Strake Jesuit is a boys-only Catholic school with an enrollment just shy of 900. McDonald said most of the students attend a collection of private feeder schools, with smaller portions coming from other private schools and some public schools.
If the school's enrollment figure were roughly doubled to mirror a coed public high school, Strake Jesuit would be in Class 4A, the second-highest classification. UIL rules allow private schools to join the state's largest classification (5A) as long as they don't qualify for a private school league.
Essentially, that's how the Jesuits ended up in the UIL. Their league disbanded, and they were deemed too large for the Texas Association of Private and Parochial Schools, the biggest private school organization in the state.
The UIL's decision, which was crafted to limit inclusion to the Jesuits, came after Dallas Jesuit had sued in federal court seeking admission. That case was thrown out, but the court battles aren't over. San Antonio Cornerstone Christian has an appeal pending after its attempt to gain UIL admission was thrown out by a judge. Bills related to private schools and the UIL are common in the Texas Legislature as well.

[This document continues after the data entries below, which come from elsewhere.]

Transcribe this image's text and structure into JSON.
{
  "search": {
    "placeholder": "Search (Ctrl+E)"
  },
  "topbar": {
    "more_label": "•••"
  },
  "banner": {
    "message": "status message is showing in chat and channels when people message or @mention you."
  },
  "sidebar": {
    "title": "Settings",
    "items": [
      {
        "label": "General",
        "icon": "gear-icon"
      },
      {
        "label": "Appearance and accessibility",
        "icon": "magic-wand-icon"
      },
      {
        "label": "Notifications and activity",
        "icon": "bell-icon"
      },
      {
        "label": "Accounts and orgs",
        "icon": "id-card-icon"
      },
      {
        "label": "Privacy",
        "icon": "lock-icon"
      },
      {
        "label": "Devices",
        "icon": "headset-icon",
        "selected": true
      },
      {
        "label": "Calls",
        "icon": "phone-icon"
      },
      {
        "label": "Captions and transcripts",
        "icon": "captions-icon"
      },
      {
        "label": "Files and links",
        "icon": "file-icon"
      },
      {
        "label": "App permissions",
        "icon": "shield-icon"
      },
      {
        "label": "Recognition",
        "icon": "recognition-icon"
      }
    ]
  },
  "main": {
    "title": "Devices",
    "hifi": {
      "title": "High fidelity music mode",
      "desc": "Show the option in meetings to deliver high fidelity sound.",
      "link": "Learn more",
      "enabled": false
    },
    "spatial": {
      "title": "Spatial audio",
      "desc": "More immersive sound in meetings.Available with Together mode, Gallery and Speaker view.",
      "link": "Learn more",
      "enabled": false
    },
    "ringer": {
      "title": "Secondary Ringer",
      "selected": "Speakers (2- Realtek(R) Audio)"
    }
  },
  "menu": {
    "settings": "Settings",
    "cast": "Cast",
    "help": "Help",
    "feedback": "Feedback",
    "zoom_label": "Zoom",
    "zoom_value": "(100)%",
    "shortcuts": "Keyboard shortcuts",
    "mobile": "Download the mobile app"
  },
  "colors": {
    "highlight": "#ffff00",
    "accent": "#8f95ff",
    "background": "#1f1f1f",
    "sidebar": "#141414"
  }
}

Charles Breithaupt, the UIL's executive director, said the addition of the Jesuits has worked well for the UIL but that league members still feel it wouldn't be a good fit for smaller schools. Texas is one of the few states nationally that doesn't allow open competition between public and private schools.
"If you ask the schools that competed against them ... they will tell you that they've been a good partner," said Breithaupt, who was the UIL's athletic director when the private school policy was adopted.

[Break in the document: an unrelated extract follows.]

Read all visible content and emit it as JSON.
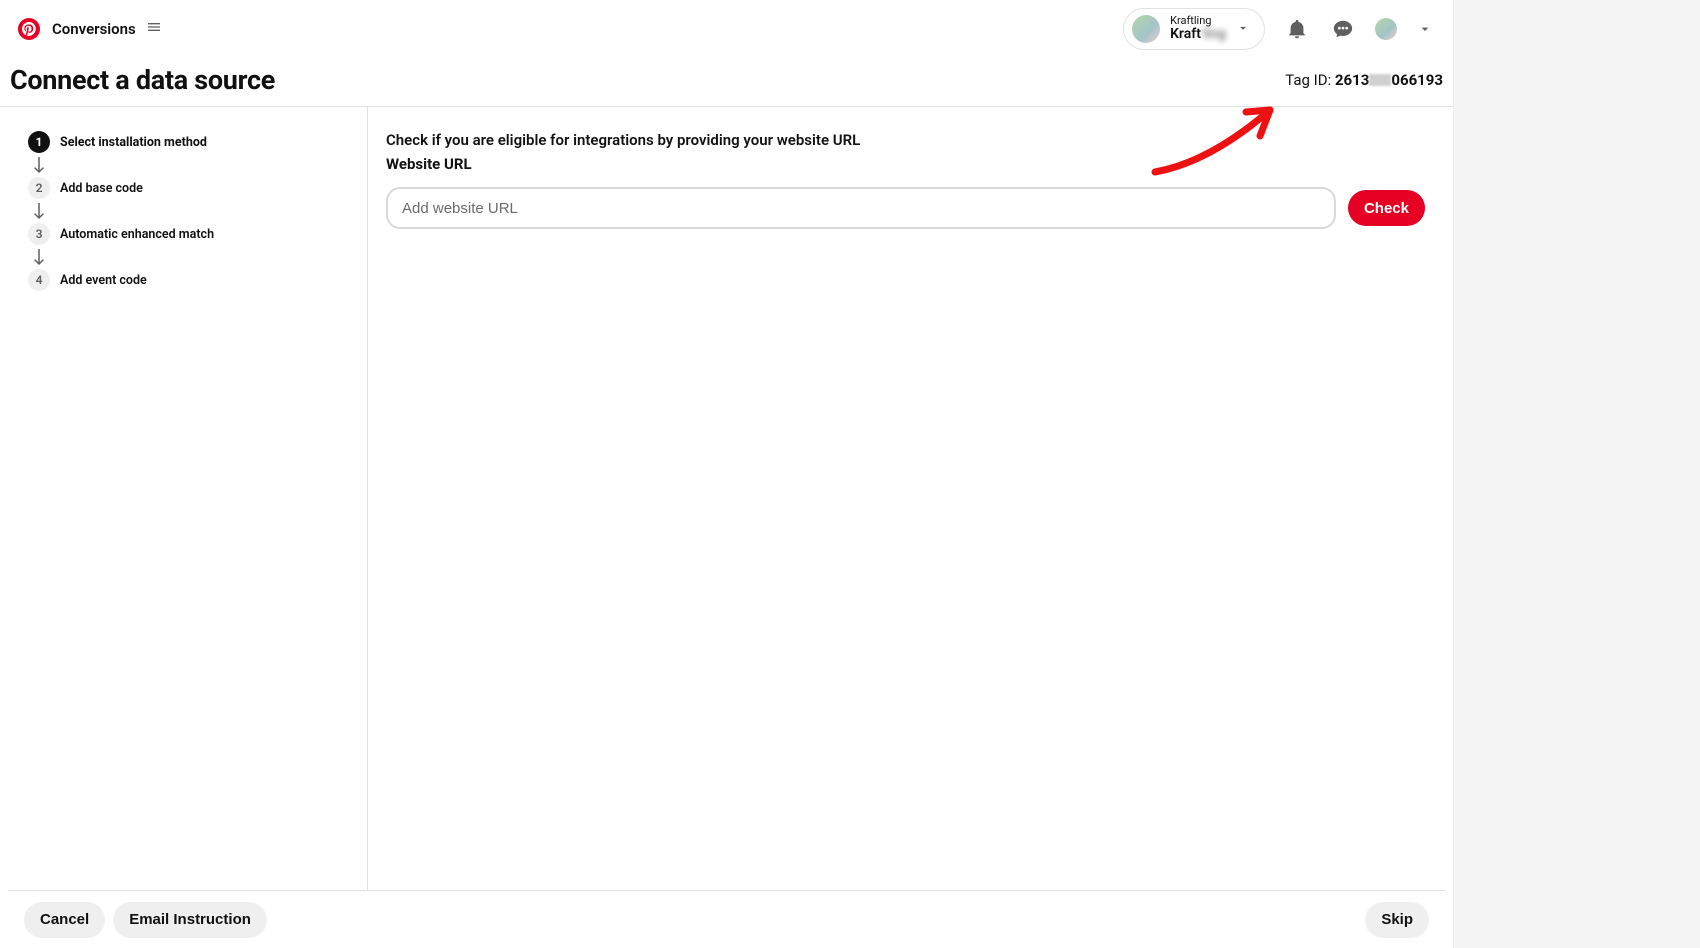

Alief Taylor coach Jeff Durnford is among them. His team lost to Strake Jesuit three times this season, although one of those was a two-point game that was probably the Crusaders' biggest scare. Durnford doesn't disagree with those who argue that Strake Jesuit has advantages over public schools, but he said coaches and players don't dwell on it. In fact, they don't even talk about it.
"It's really like any other school," Durnford said. "Otherwise, you'd be worrying about things you can't control."

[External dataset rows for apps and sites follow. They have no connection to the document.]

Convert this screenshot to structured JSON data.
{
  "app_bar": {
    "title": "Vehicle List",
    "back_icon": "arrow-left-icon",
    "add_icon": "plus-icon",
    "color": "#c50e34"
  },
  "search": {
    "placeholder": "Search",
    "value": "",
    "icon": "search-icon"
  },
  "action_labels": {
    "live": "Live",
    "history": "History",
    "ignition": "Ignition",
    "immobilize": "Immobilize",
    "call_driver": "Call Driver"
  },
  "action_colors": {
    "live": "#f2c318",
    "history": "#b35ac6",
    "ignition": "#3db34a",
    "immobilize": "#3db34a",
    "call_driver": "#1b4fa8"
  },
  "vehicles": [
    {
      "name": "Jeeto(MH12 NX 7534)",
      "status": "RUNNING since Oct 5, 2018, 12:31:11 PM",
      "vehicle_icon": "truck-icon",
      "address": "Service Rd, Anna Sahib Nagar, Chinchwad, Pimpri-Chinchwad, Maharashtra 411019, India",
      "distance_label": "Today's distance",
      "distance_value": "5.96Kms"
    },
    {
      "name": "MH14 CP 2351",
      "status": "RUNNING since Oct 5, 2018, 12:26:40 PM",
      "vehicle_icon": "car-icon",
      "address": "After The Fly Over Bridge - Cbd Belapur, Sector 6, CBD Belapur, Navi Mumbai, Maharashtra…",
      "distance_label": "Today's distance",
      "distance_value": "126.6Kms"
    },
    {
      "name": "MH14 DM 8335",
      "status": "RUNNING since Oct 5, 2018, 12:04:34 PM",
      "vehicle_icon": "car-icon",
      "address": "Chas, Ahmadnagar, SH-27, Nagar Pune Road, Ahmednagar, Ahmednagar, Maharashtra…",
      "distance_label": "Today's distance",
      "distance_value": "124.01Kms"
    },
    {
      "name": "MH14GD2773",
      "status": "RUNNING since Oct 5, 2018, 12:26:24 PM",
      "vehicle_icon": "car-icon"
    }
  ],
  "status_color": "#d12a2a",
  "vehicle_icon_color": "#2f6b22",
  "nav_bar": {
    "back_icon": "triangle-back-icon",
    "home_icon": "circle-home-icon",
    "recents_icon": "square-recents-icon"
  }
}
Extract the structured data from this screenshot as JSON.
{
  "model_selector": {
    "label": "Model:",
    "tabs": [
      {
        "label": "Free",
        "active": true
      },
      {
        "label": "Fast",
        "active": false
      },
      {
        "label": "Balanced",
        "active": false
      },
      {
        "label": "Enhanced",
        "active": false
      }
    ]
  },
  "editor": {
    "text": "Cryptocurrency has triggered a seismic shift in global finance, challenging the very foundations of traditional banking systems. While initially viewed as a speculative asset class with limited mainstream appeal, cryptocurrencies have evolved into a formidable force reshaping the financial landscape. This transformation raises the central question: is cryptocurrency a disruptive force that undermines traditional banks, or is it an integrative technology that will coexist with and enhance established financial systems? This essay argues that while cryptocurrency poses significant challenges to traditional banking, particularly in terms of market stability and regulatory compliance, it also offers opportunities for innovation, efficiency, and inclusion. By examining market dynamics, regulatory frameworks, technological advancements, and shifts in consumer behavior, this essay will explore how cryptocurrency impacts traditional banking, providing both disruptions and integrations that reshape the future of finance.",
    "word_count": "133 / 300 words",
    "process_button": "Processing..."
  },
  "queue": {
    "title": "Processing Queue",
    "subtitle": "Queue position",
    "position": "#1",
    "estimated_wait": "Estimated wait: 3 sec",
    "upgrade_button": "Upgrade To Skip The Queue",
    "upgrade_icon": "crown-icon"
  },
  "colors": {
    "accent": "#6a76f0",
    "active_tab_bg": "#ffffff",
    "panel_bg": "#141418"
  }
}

Three Division I-bound players lead the Crusaders, a senior-laden crew with plenty of playoff experience from the past couple of seasons. Joey Brooks (Notre Dame) averages 22.6 points, and Tim Frazier (Penn State) scores 15.9 per game. Steve Rogers is the fifth-leading scorer at 7.9 per game but is the team's most accurate 3-point shooter (40 percent).
This isn't the first time either of the Jesuits has qualified for a state tournament, but it's easily the highest-profile occurrence. The only thing that could top Strake Jesuit's appearance this weekend would be a trip to a 5A football championship game for one of these two schools.
Six years after the Jesuits were allowed in, this watershed moment appears more a topic of conversation rather than a topic of debate.
"For a lot of people, that's water under the bridge now," Durnford said. "You can not like it, but in the end you're going to have to deal with it."
Jones says fans are dealing with it just fine. The catcalls and trash talk have been limited.
"The only thing we ever get on a consistent basis ... is the other school to say, 'We have girls,"' Jones said with a laugh. "And that's OK with us."